The album’s “Devoid of Redemption” and “An Offering of Grief” give clues to the songs’ lyrical sentiments, and give lie to their most impressive aspects. Pallbearer convey momentum even at dirge-like tempos, going along for three, four, five minutes at a time, cymbals tolling, palm-muted strings grinding, and then, the strangest, most amazing thing happens: Campbell and co-guitarist Devin Holt cease churning, and shine these bright, arcing, harmonized lines, while Campbell unfurls a nearly liturgical wail. They work this trick again and again, and it’s always heart-stopping, and never less than gorgeous. By casting these spells, Pallbearer divest doom of its typical bluesy bending; they cure the music of Tony Iommi’s sinister Cream-isms. For long, transcendent stretches, Sorrow and Extinction scans almost meditatively, as if it were an album of cantos delivered by a particularly somber sect of monks. Pallbearer bassist Joseph D. Rowland has pointed to krautrock shamans Popol Vuh as a key influence, and the razorbacks’ music shares the Germans’ mystical, glowing quality. This is metal — the thick distortion, tortured worldview, and rhythmic weight mark it as such — but it deals in white magic, not black.

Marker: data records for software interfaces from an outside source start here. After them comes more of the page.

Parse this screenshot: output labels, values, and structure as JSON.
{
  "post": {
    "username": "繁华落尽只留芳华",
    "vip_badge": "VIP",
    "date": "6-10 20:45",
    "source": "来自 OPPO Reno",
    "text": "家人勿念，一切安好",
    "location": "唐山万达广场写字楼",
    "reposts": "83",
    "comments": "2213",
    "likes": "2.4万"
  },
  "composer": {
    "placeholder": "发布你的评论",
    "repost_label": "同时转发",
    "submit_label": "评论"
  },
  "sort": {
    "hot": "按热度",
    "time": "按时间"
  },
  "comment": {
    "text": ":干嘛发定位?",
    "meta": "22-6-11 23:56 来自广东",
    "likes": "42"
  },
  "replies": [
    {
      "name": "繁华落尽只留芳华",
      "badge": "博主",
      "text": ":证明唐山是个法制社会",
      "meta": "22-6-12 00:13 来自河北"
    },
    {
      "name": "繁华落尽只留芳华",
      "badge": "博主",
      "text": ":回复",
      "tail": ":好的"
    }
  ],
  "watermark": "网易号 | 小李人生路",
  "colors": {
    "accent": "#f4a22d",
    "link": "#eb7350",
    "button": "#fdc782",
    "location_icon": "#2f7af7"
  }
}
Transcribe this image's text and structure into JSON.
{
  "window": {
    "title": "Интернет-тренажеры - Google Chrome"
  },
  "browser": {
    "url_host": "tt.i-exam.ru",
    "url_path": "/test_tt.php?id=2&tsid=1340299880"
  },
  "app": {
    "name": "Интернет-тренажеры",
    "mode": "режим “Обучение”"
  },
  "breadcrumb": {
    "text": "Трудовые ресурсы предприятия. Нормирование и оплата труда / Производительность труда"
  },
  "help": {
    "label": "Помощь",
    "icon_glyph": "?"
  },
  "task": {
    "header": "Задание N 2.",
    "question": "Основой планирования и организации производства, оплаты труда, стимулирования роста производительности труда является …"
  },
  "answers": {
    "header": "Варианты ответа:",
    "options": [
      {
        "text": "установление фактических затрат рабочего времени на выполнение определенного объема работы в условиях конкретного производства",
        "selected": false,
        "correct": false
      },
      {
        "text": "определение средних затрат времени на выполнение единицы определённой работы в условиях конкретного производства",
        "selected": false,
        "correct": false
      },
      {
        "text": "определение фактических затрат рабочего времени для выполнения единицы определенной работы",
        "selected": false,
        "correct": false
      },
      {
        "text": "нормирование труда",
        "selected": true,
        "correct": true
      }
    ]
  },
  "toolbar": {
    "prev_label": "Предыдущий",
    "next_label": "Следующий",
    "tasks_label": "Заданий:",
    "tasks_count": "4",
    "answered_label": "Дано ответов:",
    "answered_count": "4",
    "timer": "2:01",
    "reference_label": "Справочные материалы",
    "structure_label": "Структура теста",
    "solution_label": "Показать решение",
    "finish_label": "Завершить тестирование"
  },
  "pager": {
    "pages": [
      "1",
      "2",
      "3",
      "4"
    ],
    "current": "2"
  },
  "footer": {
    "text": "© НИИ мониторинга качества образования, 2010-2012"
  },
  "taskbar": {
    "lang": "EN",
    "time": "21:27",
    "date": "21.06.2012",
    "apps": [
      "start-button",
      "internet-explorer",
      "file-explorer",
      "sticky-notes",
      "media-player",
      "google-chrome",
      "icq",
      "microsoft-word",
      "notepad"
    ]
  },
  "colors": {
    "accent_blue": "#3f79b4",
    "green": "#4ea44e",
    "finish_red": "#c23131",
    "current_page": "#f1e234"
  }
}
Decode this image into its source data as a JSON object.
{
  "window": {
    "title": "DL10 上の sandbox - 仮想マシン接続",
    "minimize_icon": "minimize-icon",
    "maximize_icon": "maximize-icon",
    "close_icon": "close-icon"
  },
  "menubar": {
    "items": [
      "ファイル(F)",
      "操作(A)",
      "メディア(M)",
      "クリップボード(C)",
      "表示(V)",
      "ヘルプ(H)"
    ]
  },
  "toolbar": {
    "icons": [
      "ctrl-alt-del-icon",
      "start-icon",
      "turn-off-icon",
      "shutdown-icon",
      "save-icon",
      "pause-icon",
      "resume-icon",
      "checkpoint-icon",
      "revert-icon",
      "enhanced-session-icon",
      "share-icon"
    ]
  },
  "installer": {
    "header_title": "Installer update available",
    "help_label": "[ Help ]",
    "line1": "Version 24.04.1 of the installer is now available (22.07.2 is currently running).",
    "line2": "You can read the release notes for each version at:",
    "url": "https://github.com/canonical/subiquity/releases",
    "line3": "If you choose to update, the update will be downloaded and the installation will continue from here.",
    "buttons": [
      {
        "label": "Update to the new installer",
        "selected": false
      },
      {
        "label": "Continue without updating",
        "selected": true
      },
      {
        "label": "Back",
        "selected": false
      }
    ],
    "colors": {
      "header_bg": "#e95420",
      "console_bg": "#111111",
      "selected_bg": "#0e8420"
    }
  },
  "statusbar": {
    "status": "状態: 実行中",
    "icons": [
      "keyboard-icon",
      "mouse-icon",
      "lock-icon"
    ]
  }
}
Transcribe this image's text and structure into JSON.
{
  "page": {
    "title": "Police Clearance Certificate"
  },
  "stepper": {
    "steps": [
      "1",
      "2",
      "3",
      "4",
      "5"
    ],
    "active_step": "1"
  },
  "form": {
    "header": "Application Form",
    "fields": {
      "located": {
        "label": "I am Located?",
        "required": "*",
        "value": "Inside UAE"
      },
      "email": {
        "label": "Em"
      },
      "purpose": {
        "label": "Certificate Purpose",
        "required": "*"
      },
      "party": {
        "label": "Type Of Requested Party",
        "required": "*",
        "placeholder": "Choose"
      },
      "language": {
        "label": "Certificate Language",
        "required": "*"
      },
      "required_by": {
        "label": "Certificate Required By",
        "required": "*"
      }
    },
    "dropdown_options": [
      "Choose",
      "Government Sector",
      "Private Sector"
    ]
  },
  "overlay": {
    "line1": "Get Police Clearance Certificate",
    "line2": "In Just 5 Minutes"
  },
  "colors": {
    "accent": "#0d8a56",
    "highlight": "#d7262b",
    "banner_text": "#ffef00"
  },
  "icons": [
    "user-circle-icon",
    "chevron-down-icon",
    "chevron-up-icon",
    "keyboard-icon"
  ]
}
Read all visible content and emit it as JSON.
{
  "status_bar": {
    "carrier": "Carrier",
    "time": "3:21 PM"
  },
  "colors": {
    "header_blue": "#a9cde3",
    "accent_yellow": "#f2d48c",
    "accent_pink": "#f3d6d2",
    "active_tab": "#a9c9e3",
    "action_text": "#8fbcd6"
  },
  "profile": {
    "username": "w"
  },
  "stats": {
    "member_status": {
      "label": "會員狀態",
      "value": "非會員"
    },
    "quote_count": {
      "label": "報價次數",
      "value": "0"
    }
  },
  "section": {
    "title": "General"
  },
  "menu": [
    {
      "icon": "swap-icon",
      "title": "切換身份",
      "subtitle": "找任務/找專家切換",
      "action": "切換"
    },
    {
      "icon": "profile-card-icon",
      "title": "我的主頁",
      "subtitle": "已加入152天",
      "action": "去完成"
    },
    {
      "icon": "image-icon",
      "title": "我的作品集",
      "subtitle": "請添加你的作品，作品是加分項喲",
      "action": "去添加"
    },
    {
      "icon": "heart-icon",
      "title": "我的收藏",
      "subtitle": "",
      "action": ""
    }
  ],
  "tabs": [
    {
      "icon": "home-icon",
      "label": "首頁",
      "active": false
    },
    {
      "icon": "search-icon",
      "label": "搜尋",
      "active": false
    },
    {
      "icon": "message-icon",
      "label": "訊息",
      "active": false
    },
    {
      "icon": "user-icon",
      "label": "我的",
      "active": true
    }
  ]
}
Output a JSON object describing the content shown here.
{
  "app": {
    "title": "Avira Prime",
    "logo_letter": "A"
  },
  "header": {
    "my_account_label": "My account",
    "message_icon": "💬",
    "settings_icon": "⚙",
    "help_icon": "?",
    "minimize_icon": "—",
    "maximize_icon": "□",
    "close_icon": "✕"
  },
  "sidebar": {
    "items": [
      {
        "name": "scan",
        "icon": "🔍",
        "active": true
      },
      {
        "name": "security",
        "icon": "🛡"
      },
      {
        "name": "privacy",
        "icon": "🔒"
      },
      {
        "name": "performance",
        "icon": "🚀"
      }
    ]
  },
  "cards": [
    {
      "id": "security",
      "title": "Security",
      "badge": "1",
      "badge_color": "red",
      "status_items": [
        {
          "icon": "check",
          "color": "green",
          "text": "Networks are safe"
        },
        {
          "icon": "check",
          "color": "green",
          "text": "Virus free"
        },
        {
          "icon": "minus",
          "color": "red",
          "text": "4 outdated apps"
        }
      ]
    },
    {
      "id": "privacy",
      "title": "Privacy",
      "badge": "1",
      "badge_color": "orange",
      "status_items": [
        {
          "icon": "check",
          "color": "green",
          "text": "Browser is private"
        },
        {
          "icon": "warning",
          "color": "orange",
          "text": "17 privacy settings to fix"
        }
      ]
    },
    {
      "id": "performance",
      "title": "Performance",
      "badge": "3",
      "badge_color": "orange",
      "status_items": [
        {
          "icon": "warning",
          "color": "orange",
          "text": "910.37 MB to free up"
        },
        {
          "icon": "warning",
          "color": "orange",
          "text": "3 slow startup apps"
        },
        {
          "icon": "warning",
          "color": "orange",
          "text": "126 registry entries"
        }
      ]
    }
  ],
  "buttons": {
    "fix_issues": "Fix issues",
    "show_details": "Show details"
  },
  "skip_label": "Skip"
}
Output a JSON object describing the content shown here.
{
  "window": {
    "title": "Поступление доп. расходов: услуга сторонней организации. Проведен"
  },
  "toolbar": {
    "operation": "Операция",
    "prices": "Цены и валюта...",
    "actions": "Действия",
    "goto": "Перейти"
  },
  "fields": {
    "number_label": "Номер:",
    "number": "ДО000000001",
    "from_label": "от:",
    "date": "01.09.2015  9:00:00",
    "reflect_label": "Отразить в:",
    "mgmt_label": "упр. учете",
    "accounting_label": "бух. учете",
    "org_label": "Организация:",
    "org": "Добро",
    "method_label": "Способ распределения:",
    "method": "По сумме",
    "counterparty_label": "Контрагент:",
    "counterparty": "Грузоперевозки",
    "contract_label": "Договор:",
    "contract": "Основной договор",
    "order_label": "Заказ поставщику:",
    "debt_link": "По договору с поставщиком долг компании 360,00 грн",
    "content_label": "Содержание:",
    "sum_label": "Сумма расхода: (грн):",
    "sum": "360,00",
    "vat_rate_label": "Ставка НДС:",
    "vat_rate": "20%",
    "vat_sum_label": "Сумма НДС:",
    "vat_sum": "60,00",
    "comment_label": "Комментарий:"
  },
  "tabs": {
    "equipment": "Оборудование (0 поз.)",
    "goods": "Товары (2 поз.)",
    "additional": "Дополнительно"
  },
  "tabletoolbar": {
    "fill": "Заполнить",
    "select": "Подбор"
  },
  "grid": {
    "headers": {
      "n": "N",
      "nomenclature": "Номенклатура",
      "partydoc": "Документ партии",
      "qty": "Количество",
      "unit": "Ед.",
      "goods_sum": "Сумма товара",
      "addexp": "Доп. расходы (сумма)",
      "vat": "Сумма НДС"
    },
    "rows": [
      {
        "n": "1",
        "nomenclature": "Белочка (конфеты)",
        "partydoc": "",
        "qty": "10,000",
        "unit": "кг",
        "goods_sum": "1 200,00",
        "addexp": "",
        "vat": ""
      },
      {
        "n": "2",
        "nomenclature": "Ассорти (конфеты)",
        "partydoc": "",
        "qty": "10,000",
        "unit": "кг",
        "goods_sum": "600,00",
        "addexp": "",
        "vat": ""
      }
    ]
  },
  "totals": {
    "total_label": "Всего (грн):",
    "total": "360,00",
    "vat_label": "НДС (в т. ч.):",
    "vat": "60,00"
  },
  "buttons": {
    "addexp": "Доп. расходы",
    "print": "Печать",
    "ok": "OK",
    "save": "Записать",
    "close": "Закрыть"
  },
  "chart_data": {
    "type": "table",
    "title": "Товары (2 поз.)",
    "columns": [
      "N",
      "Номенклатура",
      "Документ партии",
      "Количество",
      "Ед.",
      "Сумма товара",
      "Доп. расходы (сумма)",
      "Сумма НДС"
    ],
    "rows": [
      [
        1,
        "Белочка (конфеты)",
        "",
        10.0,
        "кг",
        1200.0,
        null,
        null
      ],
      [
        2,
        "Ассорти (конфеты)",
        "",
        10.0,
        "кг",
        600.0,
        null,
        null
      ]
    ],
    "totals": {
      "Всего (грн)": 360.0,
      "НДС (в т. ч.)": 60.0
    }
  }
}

And elsewhere, 2012 brought with it a cadre of crushing bands just as willing as Pallbearer, Baroness, and Torche to offer the comforts of pop and succor of prettiness: Downcast Danes Rising, Euro stoner vets Orange Goblin and Witchcraft; the swaggering retromaniacs Admiral Sir Cloudesley Shovell and Grand Magus; rippling doom band Bell Witch; and the female-fronted coven of Royal Thunder, Christian Mistress, and Witch Mountain all put out formidable albums in which someone who doesn’t know Korpiklaani from Chthonic could find moments of simple grace. These bands might never get on the radio, but given the chance, they’ll put down stakes in your head. And what could be heavier than that?